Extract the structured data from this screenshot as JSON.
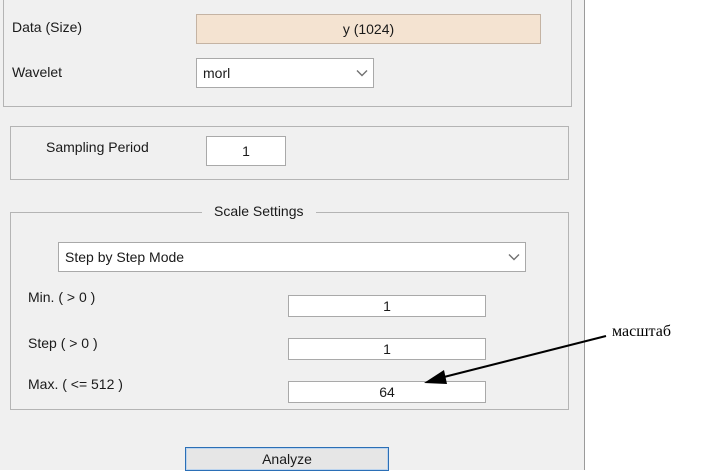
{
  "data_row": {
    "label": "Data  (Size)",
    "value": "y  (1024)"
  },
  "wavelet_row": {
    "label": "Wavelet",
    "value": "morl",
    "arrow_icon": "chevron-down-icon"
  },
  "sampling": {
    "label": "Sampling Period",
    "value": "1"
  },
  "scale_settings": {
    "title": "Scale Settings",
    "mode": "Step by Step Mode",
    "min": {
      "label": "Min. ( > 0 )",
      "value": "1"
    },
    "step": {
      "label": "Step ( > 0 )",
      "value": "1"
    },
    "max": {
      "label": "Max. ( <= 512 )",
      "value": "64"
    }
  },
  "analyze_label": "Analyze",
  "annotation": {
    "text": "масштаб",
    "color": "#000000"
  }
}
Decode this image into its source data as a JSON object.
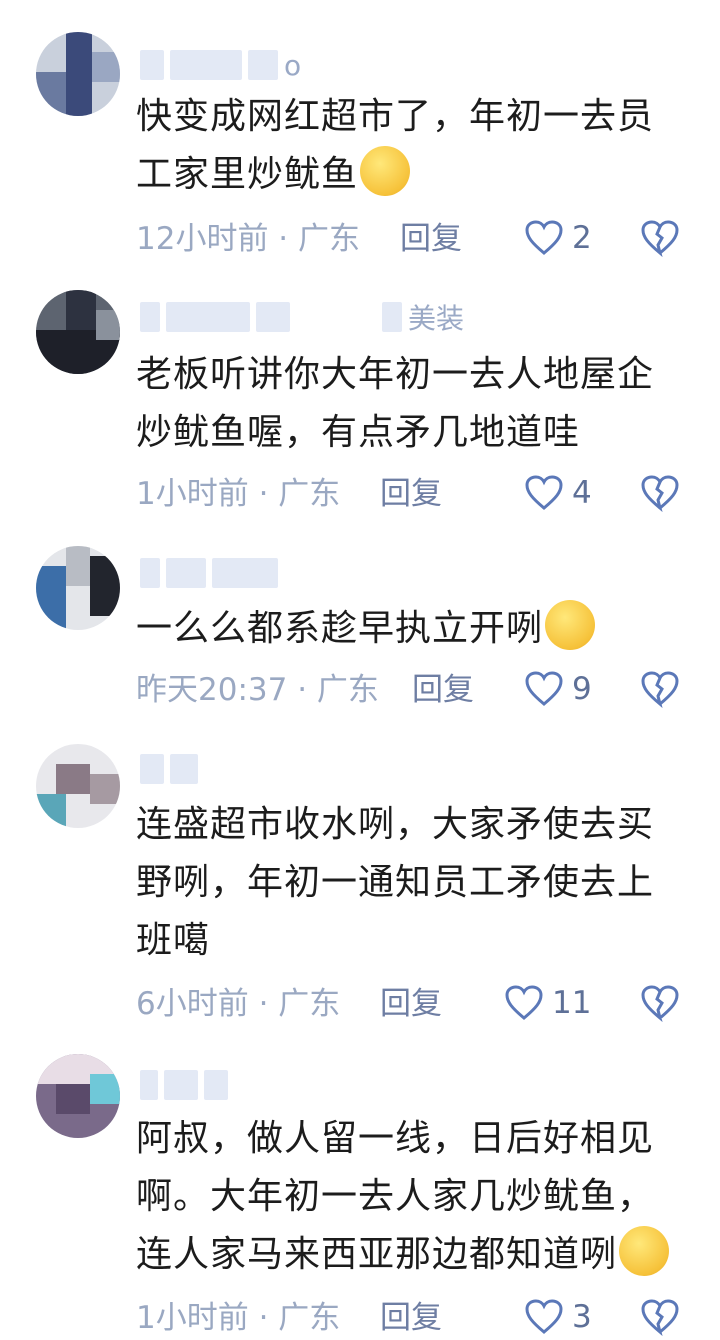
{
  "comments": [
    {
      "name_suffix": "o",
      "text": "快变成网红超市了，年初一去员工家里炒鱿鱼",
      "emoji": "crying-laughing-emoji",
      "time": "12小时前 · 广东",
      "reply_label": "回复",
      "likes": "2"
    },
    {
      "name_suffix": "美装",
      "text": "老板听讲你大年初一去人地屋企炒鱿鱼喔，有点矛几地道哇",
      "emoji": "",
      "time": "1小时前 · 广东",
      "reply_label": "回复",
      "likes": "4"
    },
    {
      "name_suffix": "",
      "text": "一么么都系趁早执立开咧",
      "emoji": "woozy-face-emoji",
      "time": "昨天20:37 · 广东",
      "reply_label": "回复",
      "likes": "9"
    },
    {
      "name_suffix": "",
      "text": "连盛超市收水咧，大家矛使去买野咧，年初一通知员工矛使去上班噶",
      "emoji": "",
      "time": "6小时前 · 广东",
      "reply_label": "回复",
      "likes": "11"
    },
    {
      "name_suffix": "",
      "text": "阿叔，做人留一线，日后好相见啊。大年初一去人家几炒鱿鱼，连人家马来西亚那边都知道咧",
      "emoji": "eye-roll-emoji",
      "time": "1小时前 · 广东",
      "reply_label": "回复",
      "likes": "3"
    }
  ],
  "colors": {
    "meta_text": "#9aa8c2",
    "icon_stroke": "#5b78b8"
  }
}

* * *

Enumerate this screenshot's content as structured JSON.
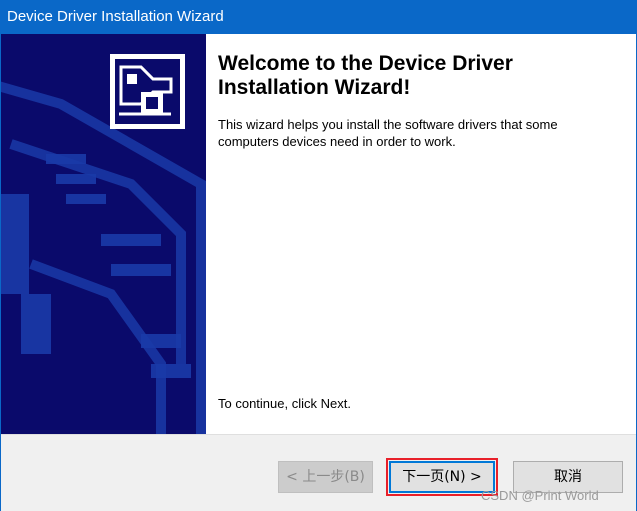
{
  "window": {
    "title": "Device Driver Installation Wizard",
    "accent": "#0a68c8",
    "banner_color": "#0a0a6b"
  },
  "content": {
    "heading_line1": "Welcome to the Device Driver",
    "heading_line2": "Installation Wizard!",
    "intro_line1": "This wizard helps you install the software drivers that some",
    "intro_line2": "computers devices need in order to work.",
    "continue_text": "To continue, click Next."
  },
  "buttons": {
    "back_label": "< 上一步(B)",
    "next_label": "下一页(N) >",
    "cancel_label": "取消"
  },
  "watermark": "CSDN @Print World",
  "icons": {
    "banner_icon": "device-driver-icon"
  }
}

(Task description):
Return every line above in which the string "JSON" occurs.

(Expected answer):
Extract the structured data from this screenshot as JSON.
Decode this image into its source data as a JSON object.
Enumerate this screenshot's content as structured JSON.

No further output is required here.